Good ratings at the Argus this week as Andy Naylor’s latest piece of clickbait went viral. To be fair to Andy it has also spawned plenty of debate among Albion fans in various other media such as North Stand Chat, Twitter and Facebook. He’s clearly touched a nerve. But does he have a point?
The article can be condensed in to three points, always handy when you’re discussing football. Firstly that to help the team get over the promotion finish line the crowd needs to play its part. Indeed to be the twelfth man. We need to turn up and we need to crank up the noise. I don’t really think anyone is disputing that this would be a good thing. Being at a packed, noisy Amex as we’ve seen for both home playoff games (and indeed all the Palace games) or the Arsenal cup games is far more exciting as a fan than a half dead midweek fixture such as Wigan last season. If it gives us a boost, imagine what it does for the players. His central point is correct, if obvious. But how do you get people to read something that is patently correct and obvious? If you’re Andy then you stab them in the back.
You do so firstly by inferring that Brighton fans are turning their back on the team, just as we’re looking like we have a shot of automatic promotion. Andy labours over the attendance at the Reading game. His second point, and one that goes on for far too long without justification, is that the attendance for that game was “poor” and that pointing it out on Twitter just led to “excuses”. Extraordinarily he compares it unfavourably with the Sheffield Wednesday game and our away turn out against MK Dons without realising these games were a massive factor in the turnout.
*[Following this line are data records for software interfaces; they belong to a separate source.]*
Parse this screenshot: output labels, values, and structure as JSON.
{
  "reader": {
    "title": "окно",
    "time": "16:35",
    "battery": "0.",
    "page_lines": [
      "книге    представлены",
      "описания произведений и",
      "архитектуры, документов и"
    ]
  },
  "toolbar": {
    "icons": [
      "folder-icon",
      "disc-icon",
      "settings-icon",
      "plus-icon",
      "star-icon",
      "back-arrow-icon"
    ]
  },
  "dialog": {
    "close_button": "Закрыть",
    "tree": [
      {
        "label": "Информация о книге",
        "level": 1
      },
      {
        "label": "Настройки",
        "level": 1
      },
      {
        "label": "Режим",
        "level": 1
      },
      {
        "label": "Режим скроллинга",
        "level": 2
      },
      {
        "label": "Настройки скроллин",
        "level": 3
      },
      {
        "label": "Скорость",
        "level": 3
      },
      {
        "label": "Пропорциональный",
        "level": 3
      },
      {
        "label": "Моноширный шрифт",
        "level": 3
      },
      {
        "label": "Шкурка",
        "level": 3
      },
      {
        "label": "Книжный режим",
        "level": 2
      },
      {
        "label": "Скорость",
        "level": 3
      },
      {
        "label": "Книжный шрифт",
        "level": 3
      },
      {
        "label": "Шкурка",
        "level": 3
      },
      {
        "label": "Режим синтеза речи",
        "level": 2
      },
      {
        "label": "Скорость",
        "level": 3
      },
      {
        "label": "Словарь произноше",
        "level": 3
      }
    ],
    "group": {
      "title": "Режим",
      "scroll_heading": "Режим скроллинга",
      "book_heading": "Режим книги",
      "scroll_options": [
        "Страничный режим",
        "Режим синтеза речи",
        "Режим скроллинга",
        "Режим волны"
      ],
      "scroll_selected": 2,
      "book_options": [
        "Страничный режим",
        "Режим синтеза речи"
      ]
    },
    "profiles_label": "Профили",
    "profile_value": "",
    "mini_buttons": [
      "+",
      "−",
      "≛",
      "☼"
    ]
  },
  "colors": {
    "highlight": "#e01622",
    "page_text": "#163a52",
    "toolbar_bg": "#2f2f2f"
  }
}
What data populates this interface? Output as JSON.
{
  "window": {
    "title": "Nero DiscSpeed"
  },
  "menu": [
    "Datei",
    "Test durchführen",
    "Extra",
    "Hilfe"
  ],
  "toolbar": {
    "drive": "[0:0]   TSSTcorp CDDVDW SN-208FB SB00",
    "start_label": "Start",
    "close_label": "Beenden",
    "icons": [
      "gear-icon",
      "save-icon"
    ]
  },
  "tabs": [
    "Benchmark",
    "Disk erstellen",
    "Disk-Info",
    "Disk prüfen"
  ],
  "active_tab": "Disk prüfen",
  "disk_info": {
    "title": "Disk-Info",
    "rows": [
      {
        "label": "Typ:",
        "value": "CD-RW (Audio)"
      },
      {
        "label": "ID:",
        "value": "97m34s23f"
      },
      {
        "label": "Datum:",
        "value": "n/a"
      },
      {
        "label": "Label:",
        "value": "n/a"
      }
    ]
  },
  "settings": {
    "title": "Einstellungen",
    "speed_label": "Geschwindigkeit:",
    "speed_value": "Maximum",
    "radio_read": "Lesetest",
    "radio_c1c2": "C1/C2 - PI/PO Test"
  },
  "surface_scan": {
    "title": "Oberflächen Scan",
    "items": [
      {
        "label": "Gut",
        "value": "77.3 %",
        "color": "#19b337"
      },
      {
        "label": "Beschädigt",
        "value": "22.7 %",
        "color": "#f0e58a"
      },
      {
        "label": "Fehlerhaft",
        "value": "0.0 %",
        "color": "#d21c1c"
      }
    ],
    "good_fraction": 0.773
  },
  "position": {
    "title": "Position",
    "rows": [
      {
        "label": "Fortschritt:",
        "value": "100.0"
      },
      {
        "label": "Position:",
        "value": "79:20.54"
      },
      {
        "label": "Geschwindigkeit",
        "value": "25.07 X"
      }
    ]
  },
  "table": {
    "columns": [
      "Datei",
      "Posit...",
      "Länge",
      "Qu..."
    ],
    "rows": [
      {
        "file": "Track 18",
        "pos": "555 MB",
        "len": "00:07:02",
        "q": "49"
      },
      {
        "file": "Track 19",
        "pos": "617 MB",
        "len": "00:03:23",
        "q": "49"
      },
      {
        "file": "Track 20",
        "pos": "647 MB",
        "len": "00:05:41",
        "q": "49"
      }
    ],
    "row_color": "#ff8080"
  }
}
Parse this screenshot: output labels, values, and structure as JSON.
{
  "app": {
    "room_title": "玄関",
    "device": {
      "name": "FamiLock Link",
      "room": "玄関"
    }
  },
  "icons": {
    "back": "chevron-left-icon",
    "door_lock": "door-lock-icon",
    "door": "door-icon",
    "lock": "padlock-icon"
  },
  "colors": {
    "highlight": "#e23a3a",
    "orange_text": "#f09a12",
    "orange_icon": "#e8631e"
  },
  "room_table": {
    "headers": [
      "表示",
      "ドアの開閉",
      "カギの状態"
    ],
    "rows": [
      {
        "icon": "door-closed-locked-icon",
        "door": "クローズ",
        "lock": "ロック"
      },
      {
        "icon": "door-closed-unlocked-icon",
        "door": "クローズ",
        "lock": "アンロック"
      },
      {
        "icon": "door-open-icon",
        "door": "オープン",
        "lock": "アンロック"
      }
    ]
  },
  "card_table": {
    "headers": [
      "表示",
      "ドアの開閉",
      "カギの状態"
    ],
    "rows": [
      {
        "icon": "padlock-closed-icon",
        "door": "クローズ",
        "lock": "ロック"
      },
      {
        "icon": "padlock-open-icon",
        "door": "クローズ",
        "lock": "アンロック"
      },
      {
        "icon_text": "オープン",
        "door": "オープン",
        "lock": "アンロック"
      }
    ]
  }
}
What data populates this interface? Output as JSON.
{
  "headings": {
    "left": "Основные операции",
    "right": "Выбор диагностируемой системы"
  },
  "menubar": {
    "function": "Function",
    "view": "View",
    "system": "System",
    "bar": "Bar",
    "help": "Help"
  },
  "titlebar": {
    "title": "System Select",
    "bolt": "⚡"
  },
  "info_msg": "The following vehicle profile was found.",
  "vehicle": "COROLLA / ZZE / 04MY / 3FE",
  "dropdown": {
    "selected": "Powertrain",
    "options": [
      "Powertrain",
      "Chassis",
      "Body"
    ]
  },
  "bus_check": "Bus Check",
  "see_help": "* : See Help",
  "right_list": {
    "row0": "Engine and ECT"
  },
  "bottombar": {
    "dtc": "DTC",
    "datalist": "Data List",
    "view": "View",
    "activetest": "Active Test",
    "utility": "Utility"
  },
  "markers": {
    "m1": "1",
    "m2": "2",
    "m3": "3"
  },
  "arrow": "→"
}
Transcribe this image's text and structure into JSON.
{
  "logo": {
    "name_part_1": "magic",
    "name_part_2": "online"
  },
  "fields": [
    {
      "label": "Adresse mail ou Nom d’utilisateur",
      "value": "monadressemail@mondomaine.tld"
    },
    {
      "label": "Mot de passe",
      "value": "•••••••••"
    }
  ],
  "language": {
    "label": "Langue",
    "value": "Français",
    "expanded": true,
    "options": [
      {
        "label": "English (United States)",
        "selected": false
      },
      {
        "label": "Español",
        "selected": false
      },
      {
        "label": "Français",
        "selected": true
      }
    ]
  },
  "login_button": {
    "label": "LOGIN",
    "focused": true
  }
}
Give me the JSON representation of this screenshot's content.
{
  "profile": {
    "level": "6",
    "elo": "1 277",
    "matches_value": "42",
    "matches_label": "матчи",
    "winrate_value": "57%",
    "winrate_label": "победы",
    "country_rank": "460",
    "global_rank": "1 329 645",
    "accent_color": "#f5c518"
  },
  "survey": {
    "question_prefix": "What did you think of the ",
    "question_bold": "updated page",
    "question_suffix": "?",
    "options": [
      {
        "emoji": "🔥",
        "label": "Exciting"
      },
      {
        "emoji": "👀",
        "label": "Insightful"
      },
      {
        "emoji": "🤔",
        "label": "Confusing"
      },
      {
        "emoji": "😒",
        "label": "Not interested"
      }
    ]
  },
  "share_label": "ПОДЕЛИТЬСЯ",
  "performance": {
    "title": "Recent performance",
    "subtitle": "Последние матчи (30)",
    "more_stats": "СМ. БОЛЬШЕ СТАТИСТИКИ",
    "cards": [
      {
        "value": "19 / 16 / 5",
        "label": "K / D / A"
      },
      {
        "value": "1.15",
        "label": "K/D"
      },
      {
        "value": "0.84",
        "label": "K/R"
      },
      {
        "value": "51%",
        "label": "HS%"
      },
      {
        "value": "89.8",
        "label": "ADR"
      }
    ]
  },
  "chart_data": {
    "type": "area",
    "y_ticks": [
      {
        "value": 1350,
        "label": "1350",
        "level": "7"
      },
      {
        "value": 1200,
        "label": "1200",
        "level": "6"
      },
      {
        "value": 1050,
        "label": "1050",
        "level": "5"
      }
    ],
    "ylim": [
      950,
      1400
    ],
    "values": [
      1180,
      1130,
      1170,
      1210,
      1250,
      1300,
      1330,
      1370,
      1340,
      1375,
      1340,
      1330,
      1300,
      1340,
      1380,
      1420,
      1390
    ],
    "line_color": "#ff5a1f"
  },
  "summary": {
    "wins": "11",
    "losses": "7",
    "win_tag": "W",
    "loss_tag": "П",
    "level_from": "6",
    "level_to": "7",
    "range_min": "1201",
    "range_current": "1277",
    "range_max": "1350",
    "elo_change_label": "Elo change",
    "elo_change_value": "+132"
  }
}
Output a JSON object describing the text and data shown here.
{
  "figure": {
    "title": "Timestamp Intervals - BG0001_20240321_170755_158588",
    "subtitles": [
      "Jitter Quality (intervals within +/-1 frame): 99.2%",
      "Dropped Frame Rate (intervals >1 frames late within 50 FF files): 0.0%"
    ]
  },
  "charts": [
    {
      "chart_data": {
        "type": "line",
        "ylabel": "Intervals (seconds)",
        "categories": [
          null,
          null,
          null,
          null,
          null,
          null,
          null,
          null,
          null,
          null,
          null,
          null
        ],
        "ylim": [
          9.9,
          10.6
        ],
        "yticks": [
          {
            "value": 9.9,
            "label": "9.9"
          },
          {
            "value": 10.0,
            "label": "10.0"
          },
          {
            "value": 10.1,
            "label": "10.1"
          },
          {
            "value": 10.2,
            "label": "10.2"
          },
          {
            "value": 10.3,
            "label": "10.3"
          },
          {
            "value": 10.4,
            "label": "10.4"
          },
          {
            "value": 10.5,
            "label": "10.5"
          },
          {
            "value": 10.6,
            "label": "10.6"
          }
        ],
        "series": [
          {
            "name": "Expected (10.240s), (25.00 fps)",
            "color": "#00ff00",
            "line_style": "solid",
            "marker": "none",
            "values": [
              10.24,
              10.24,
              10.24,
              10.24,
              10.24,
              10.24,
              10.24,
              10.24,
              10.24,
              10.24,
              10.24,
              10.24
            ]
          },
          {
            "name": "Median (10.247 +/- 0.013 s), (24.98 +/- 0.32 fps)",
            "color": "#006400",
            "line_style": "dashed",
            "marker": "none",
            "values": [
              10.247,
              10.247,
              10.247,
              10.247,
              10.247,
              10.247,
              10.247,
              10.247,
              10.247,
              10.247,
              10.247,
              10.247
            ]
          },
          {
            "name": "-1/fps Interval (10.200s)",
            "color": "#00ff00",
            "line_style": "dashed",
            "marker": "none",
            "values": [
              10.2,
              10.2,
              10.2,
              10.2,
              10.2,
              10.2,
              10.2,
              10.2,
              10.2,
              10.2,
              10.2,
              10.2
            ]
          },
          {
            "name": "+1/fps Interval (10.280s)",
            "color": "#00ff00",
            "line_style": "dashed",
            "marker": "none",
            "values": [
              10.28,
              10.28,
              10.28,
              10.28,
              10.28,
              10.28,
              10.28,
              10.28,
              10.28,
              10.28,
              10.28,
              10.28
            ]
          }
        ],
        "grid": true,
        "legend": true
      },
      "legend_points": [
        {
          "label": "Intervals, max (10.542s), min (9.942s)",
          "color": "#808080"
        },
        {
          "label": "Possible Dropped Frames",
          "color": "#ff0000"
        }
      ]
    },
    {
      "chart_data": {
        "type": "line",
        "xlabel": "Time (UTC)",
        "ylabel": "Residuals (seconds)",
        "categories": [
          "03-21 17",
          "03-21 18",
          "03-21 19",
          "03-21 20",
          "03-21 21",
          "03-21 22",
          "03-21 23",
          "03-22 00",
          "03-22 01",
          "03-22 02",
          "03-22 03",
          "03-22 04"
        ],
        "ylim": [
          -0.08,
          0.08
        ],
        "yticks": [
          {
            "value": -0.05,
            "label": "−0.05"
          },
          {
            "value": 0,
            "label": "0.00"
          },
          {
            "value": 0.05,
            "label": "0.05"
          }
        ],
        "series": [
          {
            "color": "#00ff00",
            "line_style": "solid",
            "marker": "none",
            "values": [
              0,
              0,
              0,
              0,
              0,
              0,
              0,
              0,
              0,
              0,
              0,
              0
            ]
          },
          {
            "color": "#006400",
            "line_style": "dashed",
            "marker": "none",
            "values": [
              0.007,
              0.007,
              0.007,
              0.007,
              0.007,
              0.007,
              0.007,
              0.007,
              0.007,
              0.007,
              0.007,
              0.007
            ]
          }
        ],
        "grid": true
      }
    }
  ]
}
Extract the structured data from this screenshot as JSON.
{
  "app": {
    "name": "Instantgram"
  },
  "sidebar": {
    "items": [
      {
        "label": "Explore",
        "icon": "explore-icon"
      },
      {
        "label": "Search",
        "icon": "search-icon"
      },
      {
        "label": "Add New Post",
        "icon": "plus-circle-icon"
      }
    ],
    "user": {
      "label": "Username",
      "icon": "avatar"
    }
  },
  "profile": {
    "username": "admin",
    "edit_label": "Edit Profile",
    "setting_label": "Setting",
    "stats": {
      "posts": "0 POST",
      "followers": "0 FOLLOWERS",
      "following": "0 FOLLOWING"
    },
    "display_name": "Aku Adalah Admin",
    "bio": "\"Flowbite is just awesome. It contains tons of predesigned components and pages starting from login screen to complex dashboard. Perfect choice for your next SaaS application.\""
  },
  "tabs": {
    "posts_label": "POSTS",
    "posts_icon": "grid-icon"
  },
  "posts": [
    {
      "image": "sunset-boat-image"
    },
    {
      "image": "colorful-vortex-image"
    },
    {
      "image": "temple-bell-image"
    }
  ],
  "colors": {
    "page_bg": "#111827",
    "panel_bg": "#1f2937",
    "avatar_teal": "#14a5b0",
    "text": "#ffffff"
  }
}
The Reading game was Category A – that’s the most expensive. Compared to that the Sheffield Wednesday game had a ticket deal, where many seats in the areas that were deserted against Reading were on sale for just ten pounds. Meanwhile, MK, as we know, priced their away tickets amazingly at twelve pounds for adults and kids for a quid. Seven thousand Albion fans lapped up this offer creating our biggest away day for years. Cheap tickets, Saturday 3pm kick off and a one off event created by both factors and clever marketing. Then you had Reading. Full price, rearranged twice, virtually zero opposition fans to generate atmosphere and a week after the dullest game the Amex has seen all season. If you have a limited budget, or a family or work life that dictates you pick and choose your games, which would you pick? The Reading game attendance wasn’t poor, it was higher than most of our rivals have mustered all season despite less than three hundred away fans and ticket pricing bordering on the insane.
Andy finally twists the knife in a bit further by stating that
“The best example of home support is the most painful of all for an Albion fan, Palace at Selhurst Park.”
Great to see this myth propagated by supposedly one of our own, one whose job means he visits Selhurst once in a blue moon. No Andy, a few black clad teenagers with a drum, a bog-roll display and goal music isn’t atmosphere. It’s a drum and some bog-roll.
That statement, of course, is cynically intended to get the article read and responded to on social media, and since I’m still responding he clearly had a great day at the office. It is, however, insulting to many other football fans, not only of Brighton and should be beneath a proper journalist.
Are Palace really better than the incredible numbers who turn up to Plymouth or Pompey, two teams who nearly died, in League Two? Has anyone watched Leicester this season? Their atmosphere is incredible, showing what can be done with the much derided clackers (no, please don’t resurrect them Paul). Are Palace louder than Stoke, Spurs or West Ham? Not for me. And how many did they have roaring them to Championship success? Fourteen, fifteen, nineteen thousand max. You can argue what you like about the noise coming from bigger clubs but to state that Palace are the best example of home support in the country is laughable. Argus ratings one, reality nil.
Recently I was on The Albion Roar and we discussed timings of games that have been rearranged by Sky to death. One of my points was that, in this day and age, you are on very thin ground when mocking attendance figures. You risk thumbing your nose at fans for not paying sixty or seventy quid for a ticket, or not being able to travel the length of the country on a Monday, Tuesday or Thursday night. You risk deriding people for missing five o’clock kick offs as there are in the Europa league or suddenly not being able to go to a game that has been rearranged twice, as with Reading. It is not the fans who we should be having a pop at, it’s the system and the game, one that is in danger of eating itself.
So yes, Andy, we do need the fans to turn up and make some noise. But in this day and age, what’s needed for that isn’t just a successful team. It’s reasonably and consistently priced tickets and Saturday 3pm kick offs. Maybe someone with a journalistic platform could turn their attention to campaigning for both?